## The task:
On how many lines of the records below does the string "Processes" appear? Reply with only the number.

## Material for this task:

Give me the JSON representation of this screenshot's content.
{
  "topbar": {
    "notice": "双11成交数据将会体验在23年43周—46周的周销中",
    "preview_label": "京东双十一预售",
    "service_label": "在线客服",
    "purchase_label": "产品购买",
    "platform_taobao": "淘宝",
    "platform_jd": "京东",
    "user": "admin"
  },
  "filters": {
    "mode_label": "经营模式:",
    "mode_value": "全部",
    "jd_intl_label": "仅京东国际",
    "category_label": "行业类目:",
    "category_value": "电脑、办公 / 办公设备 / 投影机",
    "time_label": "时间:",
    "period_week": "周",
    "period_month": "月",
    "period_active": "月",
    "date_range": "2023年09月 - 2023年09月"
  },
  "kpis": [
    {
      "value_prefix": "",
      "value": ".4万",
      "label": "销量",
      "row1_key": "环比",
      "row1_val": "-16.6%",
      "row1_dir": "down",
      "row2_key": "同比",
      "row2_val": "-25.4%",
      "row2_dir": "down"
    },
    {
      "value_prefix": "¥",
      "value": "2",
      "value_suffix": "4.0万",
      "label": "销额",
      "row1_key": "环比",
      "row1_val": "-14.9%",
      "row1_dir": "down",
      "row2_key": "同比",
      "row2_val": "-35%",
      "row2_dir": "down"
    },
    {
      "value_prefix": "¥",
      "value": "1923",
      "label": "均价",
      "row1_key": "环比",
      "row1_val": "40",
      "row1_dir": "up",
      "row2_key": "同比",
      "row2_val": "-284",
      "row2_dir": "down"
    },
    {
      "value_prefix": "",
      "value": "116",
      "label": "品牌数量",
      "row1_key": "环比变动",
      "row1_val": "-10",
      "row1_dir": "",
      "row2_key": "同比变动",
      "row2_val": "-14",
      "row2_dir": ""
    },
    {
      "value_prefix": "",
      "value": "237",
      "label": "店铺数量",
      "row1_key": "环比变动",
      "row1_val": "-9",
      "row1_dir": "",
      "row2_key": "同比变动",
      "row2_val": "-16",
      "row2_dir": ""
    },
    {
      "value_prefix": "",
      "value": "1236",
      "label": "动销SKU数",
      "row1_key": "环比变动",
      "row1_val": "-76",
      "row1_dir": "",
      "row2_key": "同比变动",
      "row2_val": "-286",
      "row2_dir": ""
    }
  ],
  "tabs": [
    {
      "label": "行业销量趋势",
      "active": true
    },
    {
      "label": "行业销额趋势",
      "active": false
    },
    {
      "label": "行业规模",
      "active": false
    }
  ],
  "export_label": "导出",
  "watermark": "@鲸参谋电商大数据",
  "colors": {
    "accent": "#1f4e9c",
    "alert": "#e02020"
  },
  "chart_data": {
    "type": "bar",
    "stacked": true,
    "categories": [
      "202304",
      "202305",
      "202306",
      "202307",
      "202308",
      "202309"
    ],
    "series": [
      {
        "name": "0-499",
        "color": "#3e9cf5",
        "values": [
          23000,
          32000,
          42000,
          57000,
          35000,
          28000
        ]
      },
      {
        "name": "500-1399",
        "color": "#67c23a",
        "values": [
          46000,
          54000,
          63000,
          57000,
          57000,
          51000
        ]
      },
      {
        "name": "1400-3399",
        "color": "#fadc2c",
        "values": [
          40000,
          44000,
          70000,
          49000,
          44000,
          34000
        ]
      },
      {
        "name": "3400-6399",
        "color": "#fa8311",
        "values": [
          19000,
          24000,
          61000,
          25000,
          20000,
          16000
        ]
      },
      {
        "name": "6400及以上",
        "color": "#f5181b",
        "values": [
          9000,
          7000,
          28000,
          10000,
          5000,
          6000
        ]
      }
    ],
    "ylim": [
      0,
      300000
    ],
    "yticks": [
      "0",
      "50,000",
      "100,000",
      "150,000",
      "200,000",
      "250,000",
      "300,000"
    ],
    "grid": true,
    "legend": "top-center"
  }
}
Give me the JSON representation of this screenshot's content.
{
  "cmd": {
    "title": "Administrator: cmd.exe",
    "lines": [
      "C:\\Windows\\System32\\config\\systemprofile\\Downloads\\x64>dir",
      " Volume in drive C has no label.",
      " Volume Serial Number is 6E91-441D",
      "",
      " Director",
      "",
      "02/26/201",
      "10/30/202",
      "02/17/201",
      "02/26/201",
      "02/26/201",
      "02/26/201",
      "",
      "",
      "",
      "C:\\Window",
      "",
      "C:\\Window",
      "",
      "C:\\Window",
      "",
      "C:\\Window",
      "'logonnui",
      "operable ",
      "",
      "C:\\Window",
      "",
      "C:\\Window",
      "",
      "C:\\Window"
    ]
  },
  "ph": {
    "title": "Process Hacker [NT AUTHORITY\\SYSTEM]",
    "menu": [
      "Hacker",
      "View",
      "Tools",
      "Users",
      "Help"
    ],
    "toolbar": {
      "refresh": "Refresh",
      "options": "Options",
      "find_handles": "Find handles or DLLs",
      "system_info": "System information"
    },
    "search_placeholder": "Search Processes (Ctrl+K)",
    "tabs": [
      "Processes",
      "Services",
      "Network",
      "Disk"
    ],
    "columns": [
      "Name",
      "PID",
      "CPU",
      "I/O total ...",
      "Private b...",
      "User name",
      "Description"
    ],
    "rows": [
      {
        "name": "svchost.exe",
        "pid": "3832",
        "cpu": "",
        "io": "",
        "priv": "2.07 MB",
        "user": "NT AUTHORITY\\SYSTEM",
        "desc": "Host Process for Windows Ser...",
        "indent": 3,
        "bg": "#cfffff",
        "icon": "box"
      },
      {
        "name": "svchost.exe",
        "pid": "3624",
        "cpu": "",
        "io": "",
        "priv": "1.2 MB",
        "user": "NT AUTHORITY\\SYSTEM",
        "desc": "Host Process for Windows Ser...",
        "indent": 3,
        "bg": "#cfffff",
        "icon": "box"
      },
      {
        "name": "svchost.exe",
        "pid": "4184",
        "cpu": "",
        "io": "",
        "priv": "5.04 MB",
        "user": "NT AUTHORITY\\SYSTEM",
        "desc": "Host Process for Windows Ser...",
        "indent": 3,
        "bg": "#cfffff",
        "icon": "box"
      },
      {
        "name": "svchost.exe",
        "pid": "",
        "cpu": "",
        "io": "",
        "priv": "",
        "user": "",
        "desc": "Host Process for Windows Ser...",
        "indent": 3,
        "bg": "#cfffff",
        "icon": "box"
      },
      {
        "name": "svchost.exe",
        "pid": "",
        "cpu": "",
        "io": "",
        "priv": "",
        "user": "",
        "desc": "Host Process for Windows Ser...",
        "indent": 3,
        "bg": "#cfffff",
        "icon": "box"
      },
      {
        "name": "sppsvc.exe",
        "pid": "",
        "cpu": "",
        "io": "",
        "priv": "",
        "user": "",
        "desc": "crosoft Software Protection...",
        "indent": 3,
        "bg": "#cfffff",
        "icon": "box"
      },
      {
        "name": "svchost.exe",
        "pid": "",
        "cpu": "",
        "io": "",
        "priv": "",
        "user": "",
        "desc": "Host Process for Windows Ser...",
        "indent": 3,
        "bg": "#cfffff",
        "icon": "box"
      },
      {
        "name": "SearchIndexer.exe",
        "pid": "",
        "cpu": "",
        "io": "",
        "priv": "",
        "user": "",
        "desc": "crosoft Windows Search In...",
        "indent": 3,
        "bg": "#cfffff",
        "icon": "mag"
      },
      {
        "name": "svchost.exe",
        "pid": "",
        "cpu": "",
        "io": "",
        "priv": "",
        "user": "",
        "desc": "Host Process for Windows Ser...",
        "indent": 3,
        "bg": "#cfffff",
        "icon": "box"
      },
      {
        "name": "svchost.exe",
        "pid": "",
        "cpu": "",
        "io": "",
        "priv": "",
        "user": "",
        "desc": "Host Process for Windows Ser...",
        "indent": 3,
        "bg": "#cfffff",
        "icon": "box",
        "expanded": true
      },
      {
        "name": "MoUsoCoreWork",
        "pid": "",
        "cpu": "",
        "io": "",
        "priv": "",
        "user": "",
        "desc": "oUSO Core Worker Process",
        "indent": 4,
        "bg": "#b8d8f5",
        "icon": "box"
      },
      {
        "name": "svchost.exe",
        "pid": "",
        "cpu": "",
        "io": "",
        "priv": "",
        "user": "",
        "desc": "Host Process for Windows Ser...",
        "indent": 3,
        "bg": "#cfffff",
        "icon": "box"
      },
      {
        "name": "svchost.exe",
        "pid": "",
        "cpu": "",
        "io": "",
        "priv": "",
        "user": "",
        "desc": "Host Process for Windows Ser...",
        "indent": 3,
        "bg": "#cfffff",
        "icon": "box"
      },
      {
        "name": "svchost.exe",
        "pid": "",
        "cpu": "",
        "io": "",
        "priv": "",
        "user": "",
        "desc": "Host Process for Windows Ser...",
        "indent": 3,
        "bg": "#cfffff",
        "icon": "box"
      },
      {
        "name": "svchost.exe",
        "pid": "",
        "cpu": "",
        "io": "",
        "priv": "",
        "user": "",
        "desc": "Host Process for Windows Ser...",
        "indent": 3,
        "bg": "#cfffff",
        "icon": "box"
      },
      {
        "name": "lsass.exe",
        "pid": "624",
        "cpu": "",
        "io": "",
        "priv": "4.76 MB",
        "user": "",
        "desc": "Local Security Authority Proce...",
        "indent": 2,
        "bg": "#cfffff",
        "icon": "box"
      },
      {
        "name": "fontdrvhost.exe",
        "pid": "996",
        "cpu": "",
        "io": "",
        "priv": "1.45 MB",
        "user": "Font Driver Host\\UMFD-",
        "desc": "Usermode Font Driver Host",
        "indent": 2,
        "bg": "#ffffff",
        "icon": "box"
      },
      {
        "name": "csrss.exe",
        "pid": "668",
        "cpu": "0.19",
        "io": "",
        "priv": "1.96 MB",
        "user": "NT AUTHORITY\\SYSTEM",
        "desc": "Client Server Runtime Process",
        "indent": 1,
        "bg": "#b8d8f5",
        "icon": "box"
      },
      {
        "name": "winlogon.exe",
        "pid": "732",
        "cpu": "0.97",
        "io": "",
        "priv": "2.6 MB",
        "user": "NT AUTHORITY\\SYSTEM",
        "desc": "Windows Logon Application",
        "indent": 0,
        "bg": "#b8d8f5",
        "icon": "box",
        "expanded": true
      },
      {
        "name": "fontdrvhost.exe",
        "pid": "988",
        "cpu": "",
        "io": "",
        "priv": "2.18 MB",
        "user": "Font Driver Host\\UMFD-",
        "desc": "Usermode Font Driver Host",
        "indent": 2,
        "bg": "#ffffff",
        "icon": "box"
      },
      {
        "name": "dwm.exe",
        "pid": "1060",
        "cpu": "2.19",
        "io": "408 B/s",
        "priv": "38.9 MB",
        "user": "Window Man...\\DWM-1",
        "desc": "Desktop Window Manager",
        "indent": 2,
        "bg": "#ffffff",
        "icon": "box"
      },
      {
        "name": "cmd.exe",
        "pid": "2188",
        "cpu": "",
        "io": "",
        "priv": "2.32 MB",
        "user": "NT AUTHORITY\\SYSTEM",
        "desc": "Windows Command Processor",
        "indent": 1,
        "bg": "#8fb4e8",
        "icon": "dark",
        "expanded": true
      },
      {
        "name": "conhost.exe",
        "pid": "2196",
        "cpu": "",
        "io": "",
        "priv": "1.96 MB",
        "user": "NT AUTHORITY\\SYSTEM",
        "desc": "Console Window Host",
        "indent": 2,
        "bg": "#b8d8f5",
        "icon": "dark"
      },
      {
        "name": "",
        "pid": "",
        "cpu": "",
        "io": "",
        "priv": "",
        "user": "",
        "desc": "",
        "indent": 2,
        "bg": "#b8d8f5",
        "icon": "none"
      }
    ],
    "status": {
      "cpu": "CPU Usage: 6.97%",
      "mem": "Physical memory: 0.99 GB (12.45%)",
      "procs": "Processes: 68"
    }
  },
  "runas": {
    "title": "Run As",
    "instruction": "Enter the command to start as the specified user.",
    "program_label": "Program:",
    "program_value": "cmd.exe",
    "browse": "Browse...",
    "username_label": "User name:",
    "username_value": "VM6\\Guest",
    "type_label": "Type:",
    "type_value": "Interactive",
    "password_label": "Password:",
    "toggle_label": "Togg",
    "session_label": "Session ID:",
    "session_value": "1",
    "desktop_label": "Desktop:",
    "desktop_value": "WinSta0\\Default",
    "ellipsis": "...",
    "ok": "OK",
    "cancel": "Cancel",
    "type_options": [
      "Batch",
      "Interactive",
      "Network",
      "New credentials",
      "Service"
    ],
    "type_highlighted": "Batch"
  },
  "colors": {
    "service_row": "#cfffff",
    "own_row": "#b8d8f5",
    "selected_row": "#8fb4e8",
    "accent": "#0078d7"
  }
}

## Exercise answer:
3